* _HOW TO COMPLETE THIS TASK_:
Copy, from the data below, each line that has the word "desc".

Records from a dataset:

=-=-=

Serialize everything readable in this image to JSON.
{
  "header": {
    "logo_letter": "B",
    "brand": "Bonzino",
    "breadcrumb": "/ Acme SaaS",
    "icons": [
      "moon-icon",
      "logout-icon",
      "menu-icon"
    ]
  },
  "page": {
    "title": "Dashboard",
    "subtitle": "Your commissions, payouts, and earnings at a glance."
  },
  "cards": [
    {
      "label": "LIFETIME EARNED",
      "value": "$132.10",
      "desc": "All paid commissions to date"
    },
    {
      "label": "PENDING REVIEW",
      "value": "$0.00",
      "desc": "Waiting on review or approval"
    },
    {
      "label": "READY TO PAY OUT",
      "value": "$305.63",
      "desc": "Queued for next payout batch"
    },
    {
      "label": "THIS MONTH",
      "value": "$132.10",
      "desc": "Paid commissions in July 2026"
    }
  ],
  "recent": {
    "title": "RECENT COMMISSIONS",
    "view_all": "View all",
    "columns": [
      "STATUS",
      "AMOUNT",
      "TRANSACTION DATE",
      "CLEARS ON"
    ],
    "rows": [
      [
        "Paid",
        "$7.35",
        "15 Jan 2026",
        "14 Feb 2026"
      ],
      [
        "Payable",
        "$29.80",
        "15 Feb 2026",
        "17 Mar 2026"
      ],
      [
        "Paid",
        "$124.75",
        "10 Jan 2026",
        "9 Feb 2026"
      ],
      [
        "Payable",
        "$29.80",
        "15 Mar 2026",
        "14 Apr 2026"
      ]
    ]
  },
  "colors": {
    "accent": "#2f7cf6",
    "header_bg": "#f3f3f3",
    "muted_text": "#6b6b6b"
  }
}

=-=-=

* _YOUR SOLUTION_:
      "desc": "All paid commissions to date"
      "desc": "Waiting on review or approval"
      "desc": "Queued for next payout batch"
      "desc": "Paid commissions in July 2026"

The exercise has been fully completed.